  • Modernism can be roughly defined as the period between the beginning of the industrial revolution (1750) to around the Vietnam war. The dominant feature of this era was progress, moving forward in a linear structure. Post-modernism asserts that progress is a hierarchical concept that preferences some achievements over others, and strives to contradict this.
  • When viewing contemporary art, look for the messages about power versus relationship, the public sphere versus the private, inner and outer lives, subject and object, sacred and profane, valued and devalued objects, the ordinary versus the extraordinary.
  • If you want to know more, read some of the 20th century French philosophers that are still influential (Michel Foucault, Jacques Derrida, Jean Baudrillard).

Now we are armed, let us proceed to the Island of Cockatoos (we’ve all seen one or two) on the free and regular ferry / river-cat service provided by our maternal city council, on a sunny winter’s day, harbour glittering before us.

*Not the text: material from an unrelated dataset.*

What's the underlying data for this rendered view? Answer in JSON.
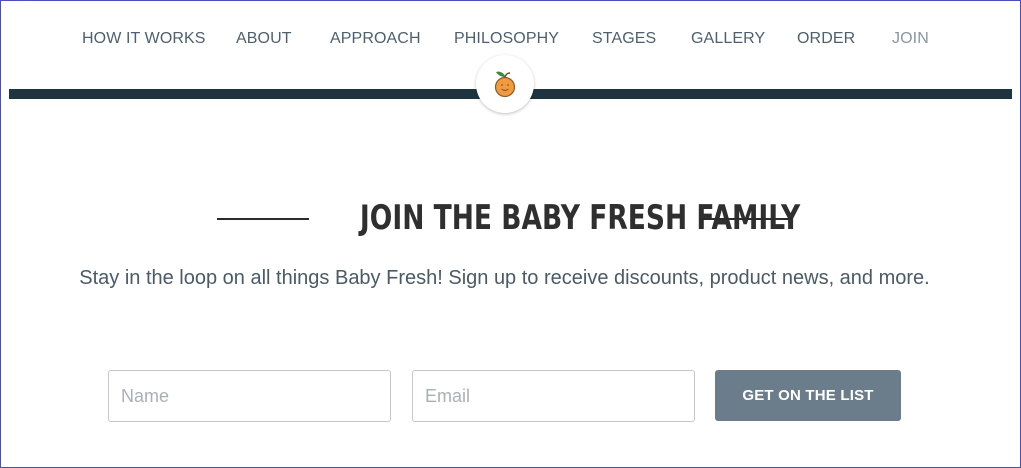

Cockatoo Island has served Sydney and surrounds as a penal facility, a quarry and a shipyards. It is itself a reference to Australia’s convict history, industrial achievements, and a metaphor for disconnection from the home-country, something all non-aboriginal Australians engage with periodically. The enormous sheds containing massive cranes and other heavy metal machinery are heritage listed, and therefore aging almost uninterrupted by restoration. The beauty of this aging process and the stories it tells are monumental and breathtaking. As a venue, artworks have to compete with it’s imposing and authentic beauty, not an easy feat.

A number of the works appeared to engage with the site using strategies such as size and volume, and contrasting materials (soft, delicate, perishable and impermanent). Large spaces filled with textiles creating a womb-like space inside an industrial complex constituted several pieces, such as Cal Lane’s Sand Lace, Reinier Rietveld and Craigie Horsfield’s Confusion, Peter Robinson’s Snow Ball Blind Time, Ed Pien with Tanya Tagaq’s Source, Philip Beesley’s Hylozoic Series, Khadija Baker’s Coffin-Nest, even Li Hongbo’s Ocean of Flowers (for which we lined up for 45 minutes) plus about five more in this vein. By the time I got to Cecilia Vicuna’s Quipu Austral, (Nina en el fuego) I was over it in a big way. I felt like one feels when the same point has been made twelve times.

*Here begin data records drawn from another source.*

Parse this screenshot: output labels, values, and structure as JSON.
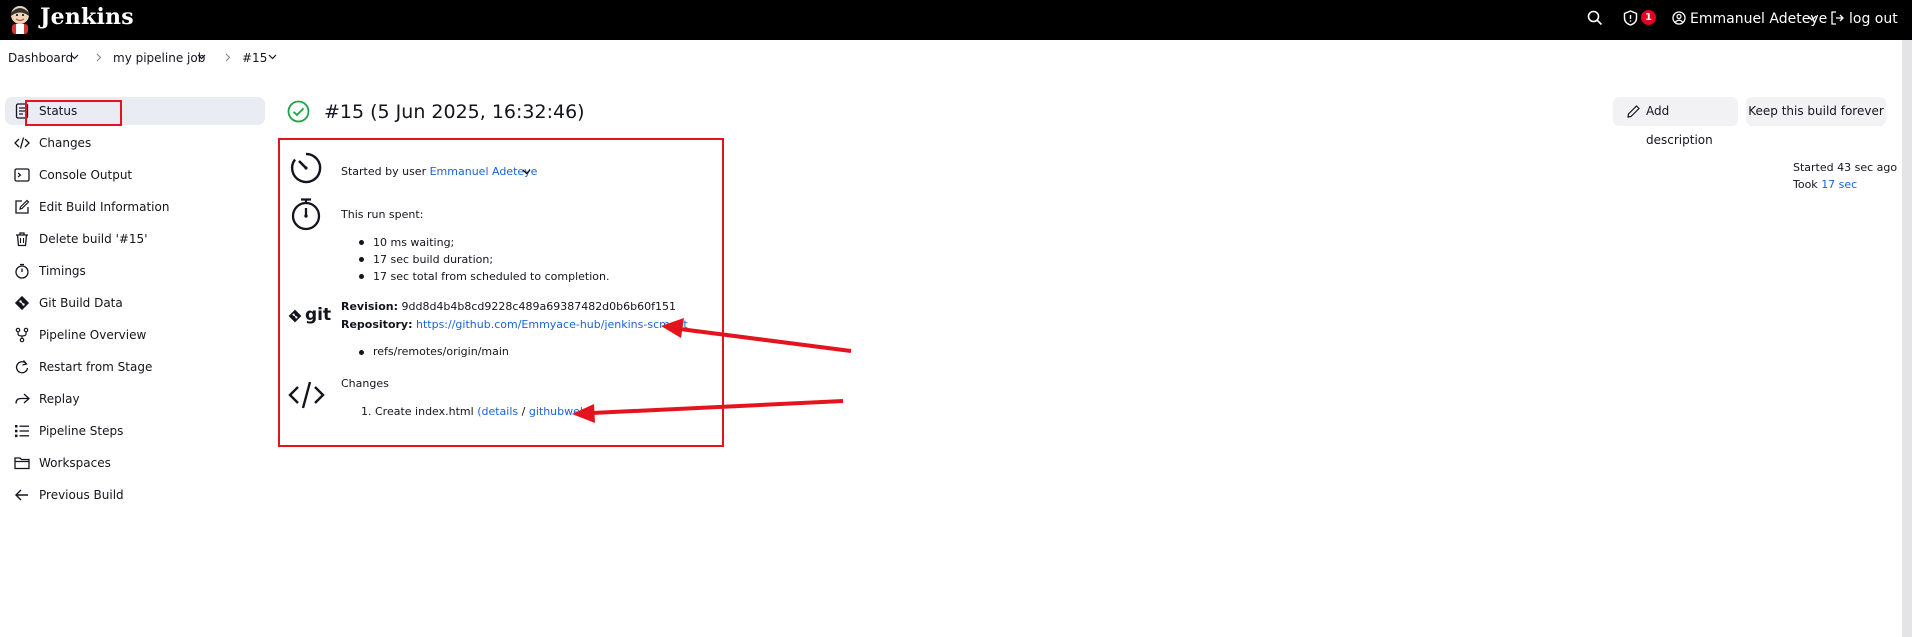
{
  "header": {
    "brand": "Jenkins",
    "security_count": "1",
    "user_name": "Emmanuel Adeteye",
    "logout_label": "log out"
  },
  "breadcrumb": {
    "items": [
      "Dashboard",
      "my pipeline job",
      "#15"
    ]
  },
  "sidebar": {
    "items": [
      {
        "label": "Status",
        "icon": "document-icon"
      },
      {
        "label": "Changes",
        "icon": "code-icon"
      },
      {
        "label": "Console Output",
        "icon": "terminal-icon"
      },
      {
        "label": "Edit Build Information",
        "icon": "edit-icon"
      },
      {
        "label": "Delete build '#15'",
        "icon": "trash-icon"
      },
      {
        "label": "Timings",
        "icon": "stopwatch-icon"
      },
      {
        "label": "Git Build Data",
        "icon": "git-icon"
      },
      {
        "label": "Pipeline Overview",
        "icon": "branch-icon"
      },
      {
        "label": "Restart from Stage",
        "icon": "restart-icon"
      },
      {
        "label": "Replay",
        "icon": "replay-icon"
      },
      {
        "label": "Pipeline Steps",
        "icon": "list-icon"
      },
      {
        "label": "Workspaces",
        "icon": "folder-icon"
      },
      {
        "label": "Previous Build",
        "icon": "arrow-left-icon"
      }
    ]
  },
  "main": {
    "title": "#15 (5 Jun 2025, 16:32:46)",
    "add_description_label": "Add description",
    "keep_forever_label": "Keep this build forever",
    "started_ago": "Started 43 sec ago",
    "took_label": "Took",
    "took_value": "17 sec",
    "started_by_prefix": "Started by user",
    "started_by_user": "Emmanuel Adeteye",
    "run_spent_label": "This run spent:",
    "run_spent_items": [
      "10 ms waiting;",
      "17 sec build duration;",
      "17 sec total from scheduled to completion."
    ],
    "git_logo_text": "git",
    "revision_label": "Revision:",
    "revision_value": "9dd8d4b4b8cd9228c489a69387482d0b6b60f151",
    "repository_label": "Repository:",
    "repository_url": "https://github.com/Emmyace-hub/jenkins-scm.git",
    "refs_item": "refs/remotes/origin/main",
    "changes_label": "Changes",
    "change_entry": "1. Create index.html",
    "details_link": "details",
    "githubweb_link": "githubweb"
  },
  "colors": {
    "accent": "#1a64d6",
    "success": "#1ea446",
    "annotation_red": "#e4141e",
    "header_bg": "#000000"
  }
}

Although these works all invited us, physically, into their space, encouraging participation, as opposed to an objective voyeuristic experience, I felt excluded. Maybe it was the lack of intimacy in the works. They seemed to position me squarely as what I am – one of half a million people lined up for edu-tainment. This experience, though authentic, is not particularly interesting or unique. For me, the only work that was successful at engaging credibly with the large spaces was Confusion. The sound artists created a backdrop of complex sound conjuring decades of people working and living in the turbine hall, ghostly, beautiful and poetic.

Jonathan Jones, untitled (oysters and tea cups), showed us a midden of oyster relics (read indigenous Sydney) heaped together with teacups (read colonial Britain). I enjoyed the simplicity and materiality of this statement. I had the urge to roll around in the work, inviting a visceral cringe as I remembered the feel of oyster shell on skin. If the cups had been shattered into shards the masochistic fantasy would have been complete.

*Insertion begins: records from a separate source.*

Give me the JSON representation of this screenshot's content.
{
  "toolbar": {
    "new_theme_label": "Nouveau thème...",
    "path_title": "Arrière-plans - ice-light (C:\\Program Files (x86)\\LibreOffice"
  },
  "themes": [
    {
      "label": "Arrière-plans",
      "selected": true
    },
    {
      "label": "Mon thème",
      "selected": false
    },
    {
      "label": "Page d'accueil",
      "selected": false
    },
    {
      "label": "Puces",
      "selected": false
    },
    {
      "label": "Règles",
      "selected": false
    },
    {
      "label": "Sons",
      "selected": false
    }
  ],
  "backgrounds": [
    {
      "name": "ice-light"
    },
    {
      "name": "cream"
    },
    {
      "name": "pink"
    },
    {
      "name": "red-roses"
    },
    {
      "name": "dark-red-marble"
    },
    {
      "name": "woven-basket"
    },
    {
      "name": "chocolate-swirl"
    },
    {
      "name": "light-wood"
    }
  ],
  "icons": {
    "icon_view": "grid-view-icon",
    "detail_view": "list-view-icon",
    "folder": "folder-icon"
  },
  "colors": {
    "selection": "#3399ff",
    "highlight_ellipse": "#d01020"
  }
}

My first love is, and always will be, the hand-drawn image. From hand to eye to heart to soul is the sequence that rocks my boat. Therefore the 18th Biennale of Sydney, Cockatoo Island experience was rescued for me by the works of Imran Qureshi They Shimmer Still, Nadia Myre’s The Scar Project (I could have lived without the backstory) and Everlyn Nicodemus’s Bystander on Probation No. 14. . But only just.